The basic human rights are derived from the purposes of the Law. The right to freedom of conscience is under hifdh al ddiin, the right to life is hifdh al nafs, the right to procreation and rearing a family is under hifdh al nasl, the right to freedom of thought is under hifdh al ‘aql, and the right to property is under hifdh al maal. Other rights are considered secondary and are derived from the needs, haajiyaat, and embellishments, tahsinat. The secondary rights such as  freedom of speech, freedom of movement, and freedom of work etc all are necessary for the preservation of the basic rights. Islamic Law also has provisions for the rights of special groups such as the family unit, the fetus, infants and children, women, the elderly, and minorities.

                           OF MEDICAL EDUCATION
Failure of physicians to rise to the challenge of leadership can be attributed to the medical curriculum that prepares them to be technicians and not as leaders. The medical school takes the blame for not producing ethical leaders who have the guts to change and improve society. The traditional medical school curriculum does not equip the future physician with leadership skills in the form of courses or actual field experience. A reform is needed so that the medical school curriculum and medical school experience can become a lesson in social responsibility and leadership. The medical school should also consider no-academic criteria in its admission policies. Many of the qualities of leadership needed in a future physician are not identifiable from the academic record. It is risky to admit students without the required personal and ethical qualities in the hope that they will be taught by the medical school. The medical school can not teach all these qualities. Students admitted, in addition to academic competence, should possess the following qualities: a comprehensive holistic approach based on tauhid, a service vocation, ethical and community leadership. Once admitted the student should be reminded often of social leadership through courses and experience.

[i] An’am:151-152

[ii]isra 22-38

[iii] isra 22-38

[iv] Bukhari and Muslim

[v] Bukhari and Muslim

[vi] Muslim

[vii] surat al maa’uun, safaat:30-34

[viii] balad:11-18

[ix] Bukhari and Muslim

[x] ma’arij:19-35

[xi] isra 22-38

[xii]  KS579 Ahmad 2:439

[xiii] 2:267, 3:92

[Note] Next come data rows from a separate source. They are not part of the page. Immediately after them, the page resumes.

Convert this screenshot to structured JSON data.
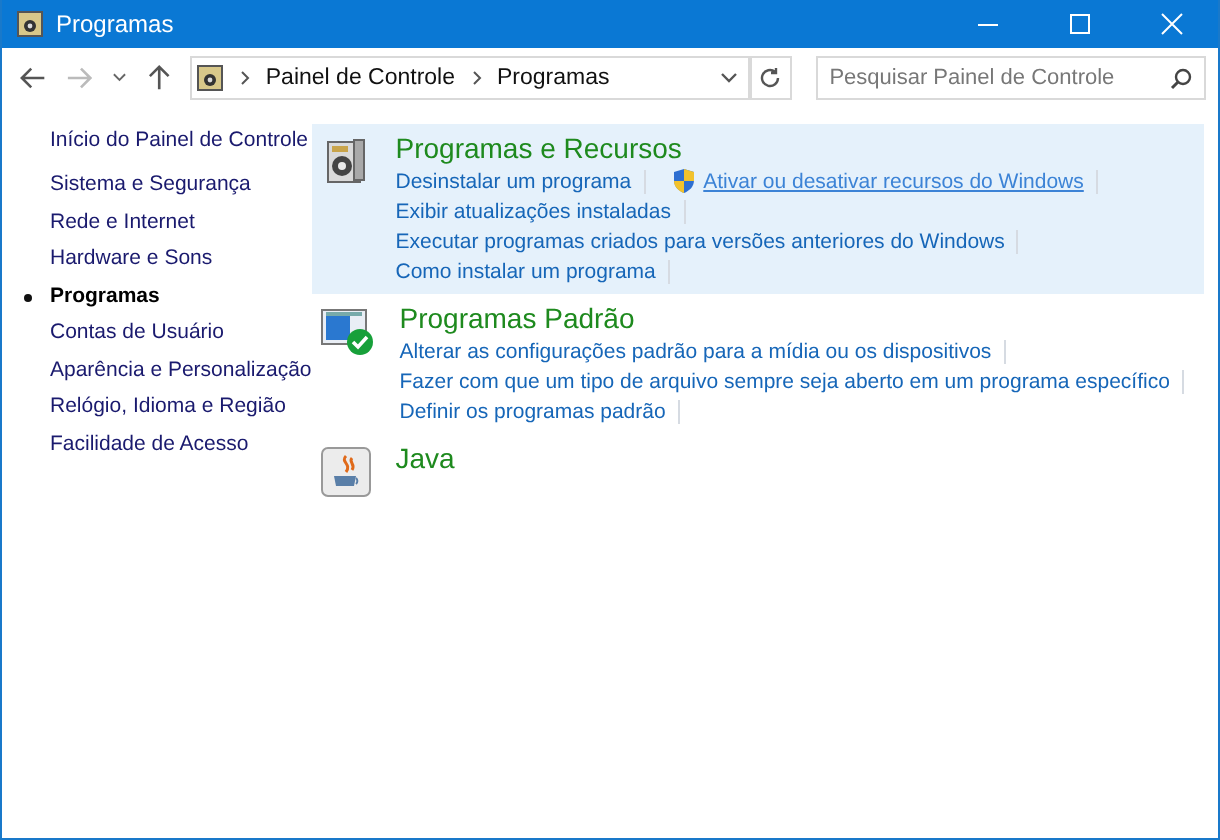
{
  "window": {
    "title": "Programas"
  },
  "address": {
    "crumbs": [
      "Painel de Controle",
      "Programas"
    ]
  },
  "search": {
    "placeholder": "Pesquisar Painel de Controle"
  },
  "sidebar": {
    "home": "Início do Painel de Controle",
    "items": [
      {
        "label": "Sistema e Segurança",
        "selected": false
      },
      {
        "label": "Rede e Internet",
        "selected": false
      },
      {
        "label": "Hardware e Sons",
        "selected": false
      },
      {
        "label": "Programas",
        "selected": true
      },
      {
        "label": "Contas de Usuário",
        "selected": false
      },
      {
        "label": "Aparência e Personalização",
        "selected": false
      },
      {
        "label": "Relógio, Idioma e Região",
        "selected": false
      },
      {
        "label": "Facilidade de Acesso",
        "selected": false
      }
    ]
  },
  "categories": [
    {
      "title": "Programas e Recursos",
      "kind": "programs",
      "highlighted": true,
      "lines": [
        [
          {
            "label": "Desinstalar um programa",
            "shield": false,
            "hovered": false
          },
          {
            "label": "Ativar ou desativar recursos do Windows",
            "shield": true,
            "hovered": true
          }
        ],
        [
          {
            "label": "Exibir atualizações instaladas",
            "shield": false,
            "hovered": false
          }
        ],
        [
          {
            "label": "Executar programas criados para versões anteriores do Windows",
            "shield": false,
            "hovered": false
          }
        ],
        [
          {
            "label": "Como instalar um programa",
            "shield": false,
            "hovered": false
          }
        ]
      ]
    },
    {
      "title": "Programas Padrão",
      "kind": "defaults",
      "highlighted": false,
      "lines": [
        [
          {
            "label": "Alterar as configurações padrão para a mídia ou os dispositivos",
            "shield": false,
            "hovered": false
          }
        ],
        [
          {
            "label": "Fazer com que um tipo de arquivo sempre seja aberto em um programa específico",
            "shield": false,
            "hovered": false
          }
        ],
        [
          {
            "label": "Definir os programas padrão",
            "shield": false,
            "hovered": false
          }
        ]
      ]
    },
    {
      "title": "Java",
      "kind": "java",
      "highlighted": false
    }
  ]
}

[xiv] 2:3, 2:177, 2:195, 2:245, 2:261-262, 2:265, 2:270-274, 3:134, 4:39, 8:3, 9:34, 9:99, 9:103, 22:35, 24:33, 28:54, 32:16, 34:39, 51:19, 57:7, 57:10-11, 57:18, 59:9, 63:10, 64:16-17, 90:14, 92:5-7, 92:18

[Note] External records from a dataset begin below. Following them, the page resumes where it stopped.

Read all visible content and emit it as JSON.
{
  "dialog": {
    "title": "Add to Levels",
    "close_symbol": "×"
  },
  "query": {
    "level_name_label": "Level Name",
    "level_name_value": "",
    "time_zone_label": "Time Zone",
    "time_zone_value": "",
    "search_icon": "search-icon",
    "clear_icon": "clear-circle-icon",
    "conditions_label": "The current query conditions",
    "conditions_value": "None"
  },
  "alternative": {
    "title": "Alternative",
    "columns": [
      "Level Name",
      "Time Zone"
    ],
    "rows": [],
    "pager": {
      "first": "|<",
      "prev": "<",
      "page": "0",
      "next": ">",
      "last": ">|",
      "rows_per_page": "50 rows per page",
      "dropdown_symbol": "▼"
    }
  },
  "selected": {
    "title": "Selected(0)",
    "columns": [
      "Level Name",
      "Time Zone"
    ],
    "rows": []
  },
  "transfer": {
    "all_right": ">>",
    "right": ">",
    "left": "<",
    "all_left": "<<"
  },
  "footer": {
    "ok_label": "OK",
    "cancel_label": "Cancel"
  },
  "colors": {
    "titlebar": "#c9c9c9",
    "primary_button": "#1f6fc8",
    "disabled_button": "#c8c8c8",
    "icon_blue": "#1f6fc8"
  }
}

[xv] Bukhari K30

[xvi] Bukhari K69 B1

[xvii] 4:37, 17:100, 36:47, 47:36-37, 92:8-10

[xviii] Bukhari K24 B1,18,63, Abudaud K9 B39, Tirmidhi K5 B21, Ibn Sa’ad J4 Q2 p76

[xix] 2:83, 2:177, 2:184, ?3:315, 2:271-273, 4:6, 4:8, 4:36, 5:89, 5:95, 8:41, 9:60, 17:26, 18:79, 22:28, 22:36, 24:22, 30:38, 51:19, 58:4, 59:7-8, 69:34, 70:24-25, 74:44, 76:8, 89:18, 90:14-16, 93:8, 93:10, 107:3

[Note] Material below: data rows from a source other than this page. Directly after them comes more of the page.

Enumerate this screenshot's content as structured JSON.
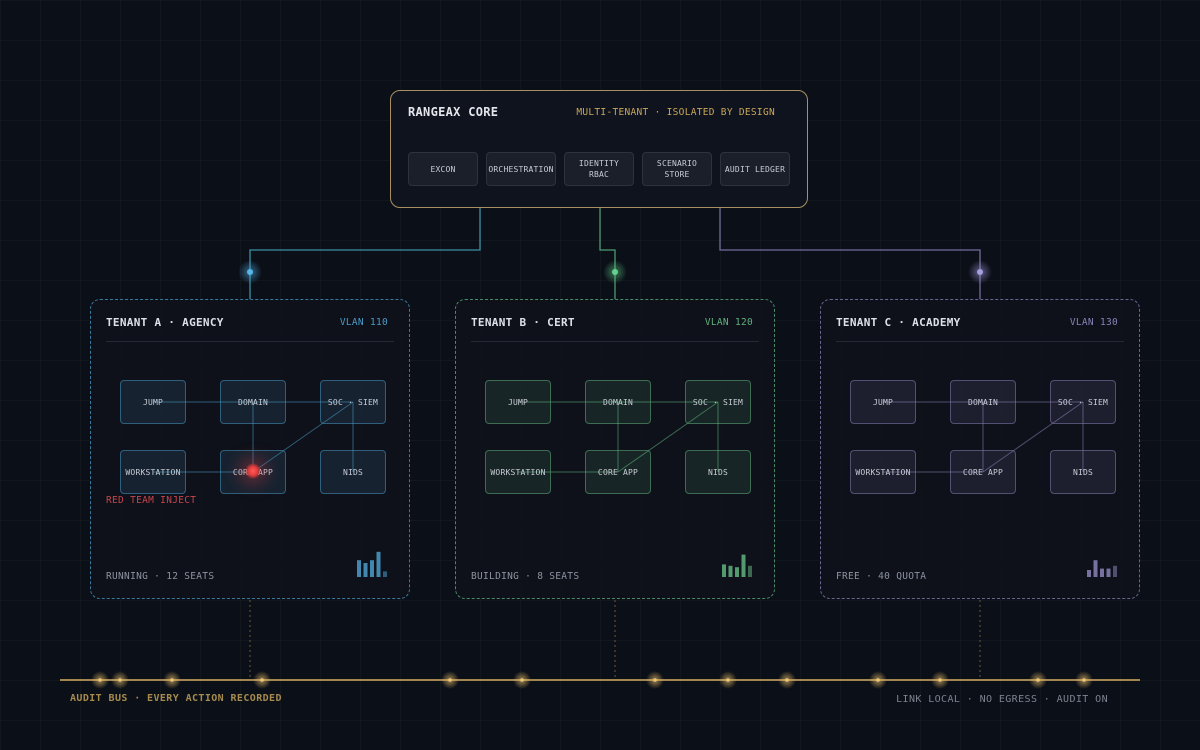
{
  "core": {
    "title": "RANGEAX CORE",
    "subtitle": "MULTI-TENANT · ISOLATED BY DESIGN",
    "services": [
      {
        "label": "EXCON"
      },
      {
        "label": "ORCHESTRATION"
      },
      {
        "label_line1": "IDENTITY",
        "label_line2": "RBAC"
      },
      {
        "label": "SCENARIO STORE"
      },
      {
        "label": "AUDIT LEDGER"
      }
    ]
  },
  "tenants": [
    {
      "title": "TENANT A · AGENCY",
      "vlan": "VLAN 110",
      "status": "RUNNING · 12 SEATS",
      "accent": "#4a9cc9",
      "nodes": [
        "JUMP",
        "DOMAIN",
        "SOC · SIEM",
        "WORKSTATION",
        "CORE APP",
        "NIDS"
      ],
      "annotation": "RED TEAM INJECT",
      "activity": [
        0.6,
        0.5,
        0.6,
        0.9,
        0.2
      ]
    },
    {
      "title": "TENANT B · CERT",
      "vlan": "VLAN 120",
      "status": "BUILDING · 8 SEATS",
      "accent": "#5fb37e",
      "nodes": [
        "JUMP",
        "DOMAIN",
        "SOC · SIEM",
        "WORKSTATION",
        "CORE APP",
        "NIDS"
      ],
      "activity": [
        0.45,
        0.4,
        0.35,
        0.8,
        0.4
      ]
    },
    {
      "title": "TENANT C · ACADEMY",
      "vlan": "VLAN 130",
      "status": "FREE · 40 QUOTA",
      "accent": "#8a82b8",
      "nodes": [
        "JUMP",
        "DOMAIN",
        "SOC · SIEM",
        "WORKSTATION",
        "CORE APP",
        "NIDS"
      ],
      "activity": [
        0.25,
        0.6,
        0.3,
        0.3,
        0.4
      ]
    }
  ],
  "bus": {
    "label": "AUDIT BUS · EVERY ACTION RECORDED",
    "note": "LINK LOCAL · NO EGRESS · AUDIT ON",
    "color": "#b8985a"
  }
}
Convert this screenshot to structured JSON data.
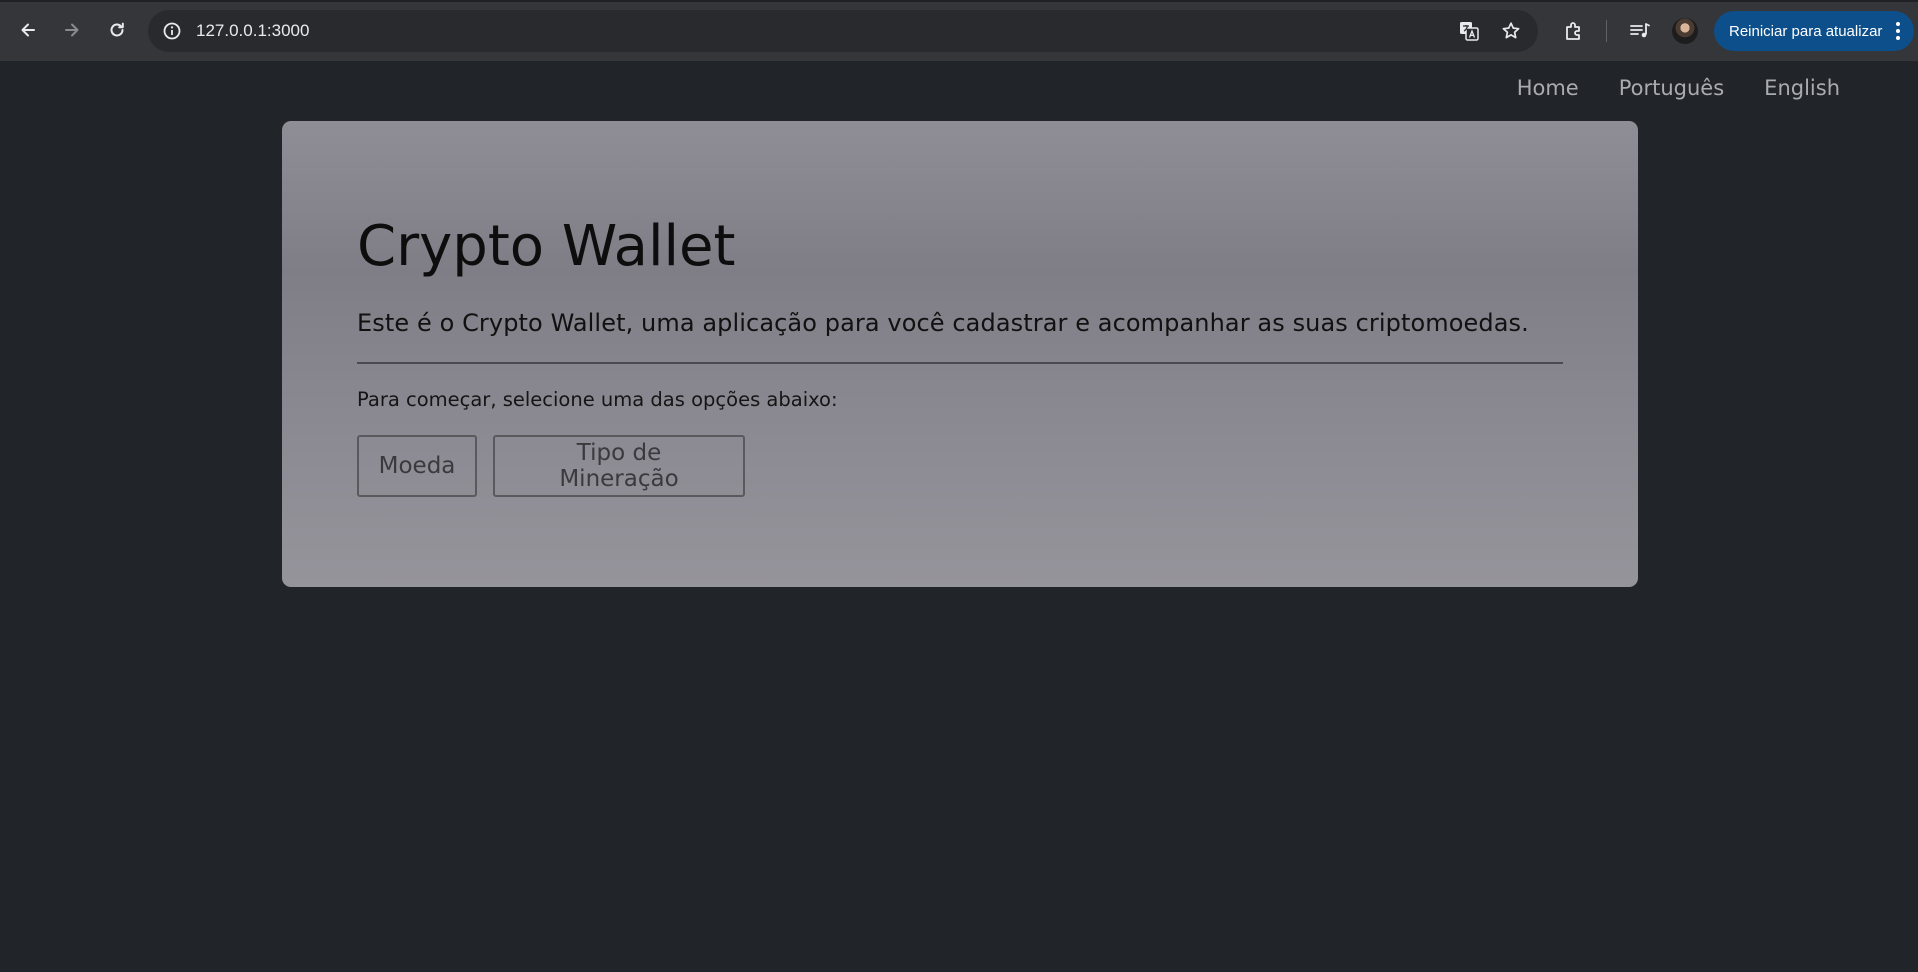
{
  "browser": {
    "url": "127.0.0.1:3000",
    "update_button_label": "Reiniciar para atualizar",
    "icons": [
      "back-icon",
      "forward-icon",
      "reload-icon",
      "site-info-icon",
      "translate-icon",
      "bookmark-star-icon",
      "extensions-icon",
      "media-controls-icon",
      "profile-avatar",
      "kebab-menu-icon"
    ],
    "update_button_color": "#0d4f8b"
  },
  "nav": {
    "items": [
      {
        "label": "Home"
      },
      {
        "label": "Português"
      },
      {
        "label": "English"
      }
    ]
  },
  "jumbotron": {
    "title": "Crypto Wallet",
    "lead": "Este é o Crypto Wallet, uma aplicação para você cadastrar e acompanhar as suas criptomoedas.",
    "prompt": "Para começar, selecione uma das opções abaixo:",
    "buttons": [
      {
        "label": "Moeda"
      },
      {
        "label": "Tipo de Mineração"
      }
    ]
  },
  "colors": {
    "page_background": "#212428",
    "card_background": "#8a8890",
    "nav_text": "#a9abb0"
  }
}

[xx] Bukhari K24 B53, K65 S2 B48, Muslim K12 H101, 102, Abudaud K9 B24, Tirmidhi K5 B22, Nisai K23 B76, 87, 89, Ibn Majah K8 B26, 27, Darimi K3 B2, 15, Muwatta K49 H7, Ahmad 1:384, Ahmad 1:446, Ahmad 2:260, Ahmad 2:316, Ahmad 2:393, Ahmad 2:395, Ahmad 2:445, Ahmad 2:449, Ahmad 2:457, Ahmad 2:469, Ahmad 2:505

Professor Omar Hasan Kasule June 2003